MANILA — Construction of the massive Cavite-Bataan Interlink Bridge is expected to begin next year, the Department of Public Works and Highways said on Thursday.
In an interview with ABS-CBN News, DPWH Secretary Manuel Bonoan said they are now finalizing preparations for the project.
“We’re just trying to finalize actually yung financing arrangement namin with Asian Development Bank,” Bonoan said at the sidelines of the 3rd Philippine Roads, Bridges and Tunnels Summit in Pasay City.
The bridge was earlier projected to begin construction in the latter part of 2023.
The cable-stayed bridge will be about 32 kilometers long and will cross Manila Bay. It is expected to cut travel time between Cavite and Bataan to around 30 minutes from 5 hours at present, the DPWH earlier said. For motorists coming from Manila, travel time to Bataan is seen to be less than 2 hours from over 3 hours at present.
“When this is completed, it will be the second longest bay bridge in the world,” Bonoan said.
It is also expected to be the longest bridge in the country, longer than the 8.9-kilometer Cebu-Cordova Bridge and the 2.1-kilometer San Juanico Bridge.
The DPWH chief said they will begin construction “hopefully early or middle of next year.”
He also expects the completion and opening of the Panguil Bay Bridge in Mindanao in the first half of 2024.
But Bonoan also acknowledged several challenges that they continue to face like right-of-way issues, high construction costs, and the unpredictability of the weather.
“Weather conditions, actually, are one of the most prevalent na nakaka-affect sa implementation of the projects so we’ll just have to adjust and facilitate iyong implementation of projects during the dry season para mas mabilis,” he said.
DELAYS, LOW BUDGET UTILIZATION,
Meanwhile, the DPWH said it is aiming to spend about 75 percent of its 2023 budget by the end of the year.
DPHW is among the agencies cited with low budget utilization.
Bonoan said that they are already fast-tracking the implementation of all government infrastructure projects to meet the target.
“We are actually looking forward to spending about 75 percent of the total allocated budget for 2023 towards the end of the year. Because you have to remember that the General Appropriations Act will allow for 2 years [for the] implementation of our projects,” said Bonoan.
Bonoan also said that they are on track to finish several projects this year, including 9 bridges in the Cagayan Valley region.
His statement comes as the Philippine government tries to ramp up infrastructure spending to make up for the lackluster economic growth in the second quarter and to achieve its full-year growth target of 6 to 7 percent by yearend.

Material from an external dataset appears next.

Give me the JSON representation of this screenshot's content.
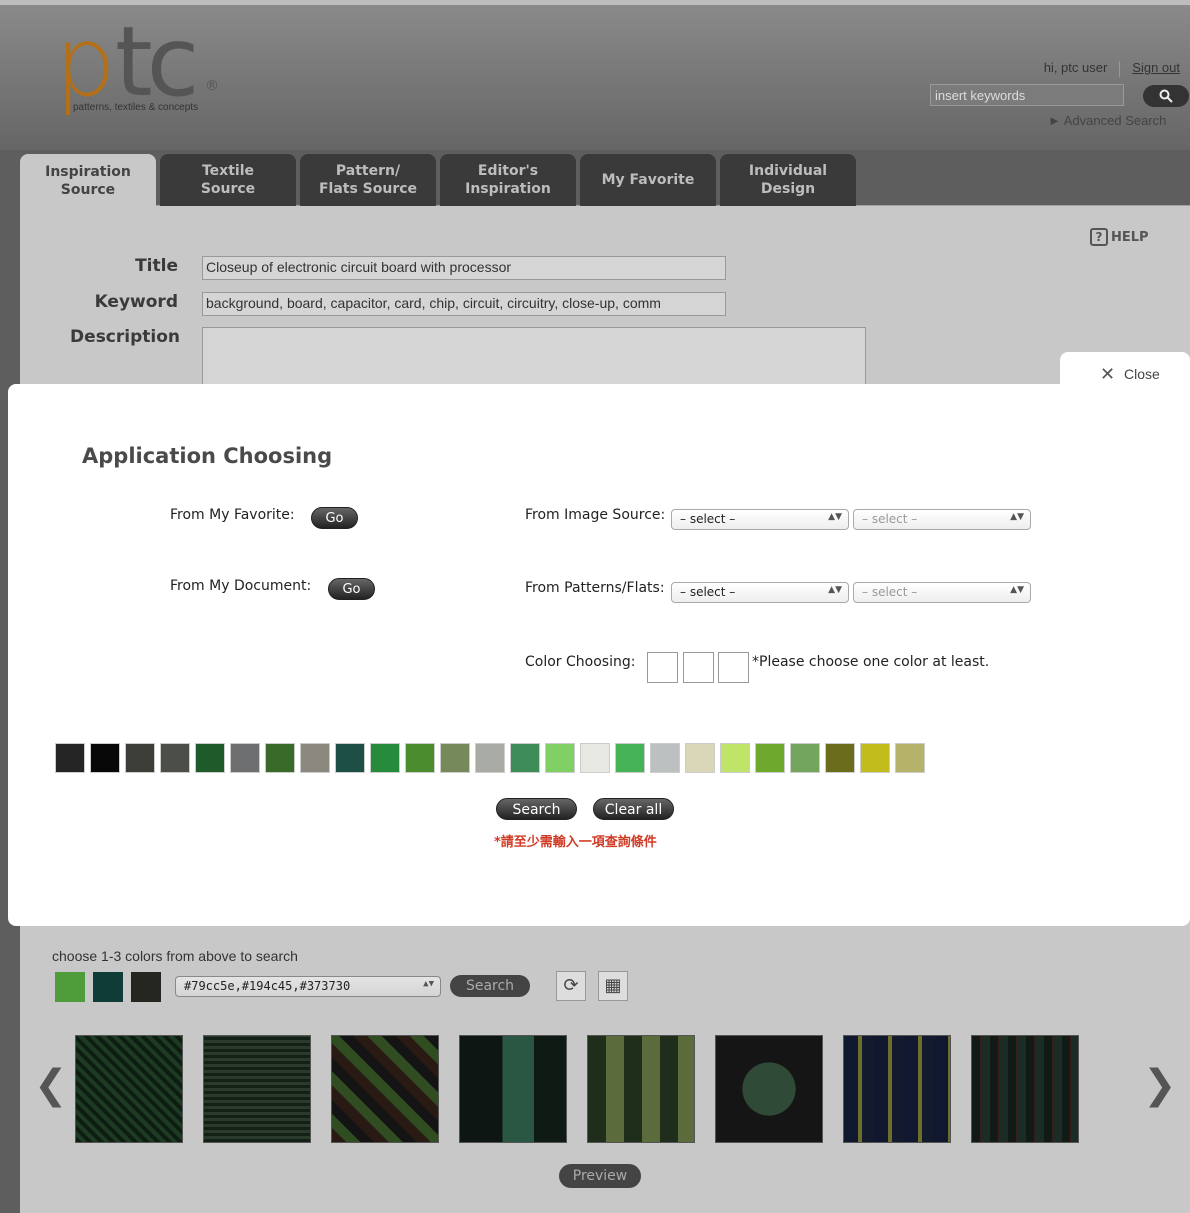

Analysts have noted that with inflation and high interest rates constricting household consumption and private sector investment, the government should have ramped up spending to support economic growth.

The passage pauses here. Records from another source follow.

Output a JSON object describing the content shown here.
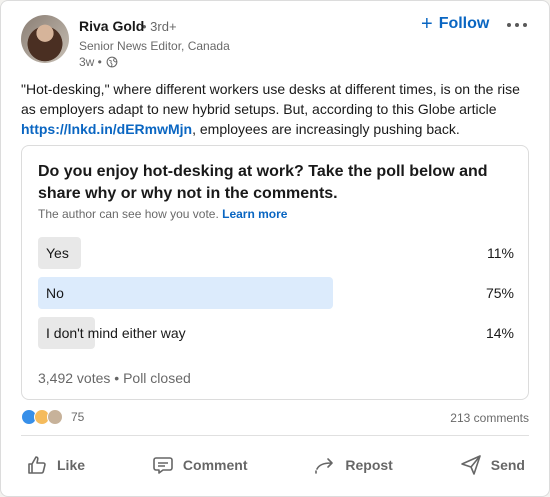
{
  "author": {
    "name": "Riva Gold",
    "degree": "• 3rd+",
    "headline": "Senior News Editor, Canada",
    "time": "3w •"
  },
  "follow_label": "Follow",
  "post": {
    "text_before": "\"Hot-desking,\" where different workers use desks at different times, is on the rise as employers adapt to new hybrid setups. But, according to this Globe article ",
    "link": "https://lnkd.in/dERmwMjn",
    "text_after": ", employees are increasingly pushing back."
  },
  "poll": {
    "question": "Do you enjoy hot-desking at work? Take the poll below and share why or why not in the comments.",
    "note": "The author can see how you vote.",
    "learn_more": "Learn more",
    "options": [
      {
        "label": "Yes",
        "percent_text": "11%",
        "fill": 0.09,
        "selected": false
      },
      {
        "label": "No",
        "percent_text": "75%",
        "fill": 0.62,
        "selected": true
      },
      {
        "label": "I don't mind either way",
        "percent_text": "14%",
        "fill": 0.12,
        "selected": false
      }
    ],
    "meta": "3,492 votes • Poll closed"
  },
  "social": {
    "reactions_count": "75",
    "comments": "213 comments"
  },
  "actions": {
    "like": "Like",
    "comment": "Comment",
    "repost": "Repost",
    "send": "Send"
  },
  "colors": {
    "accent": "#0a66c2",
    "selected_fill": "#dcebfc",
    "bar_fill": "#e8e8e8"
  },
  "icons": {
    "reactions": [
      "like-reaction-icon",
      "celebrate-reaction-icon",
      "insightful-reaction-icon"
    ]
  }
}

Underspending has been cited as one of the reasons for the lackluster gross domestic product (GDP) print in the second quarter.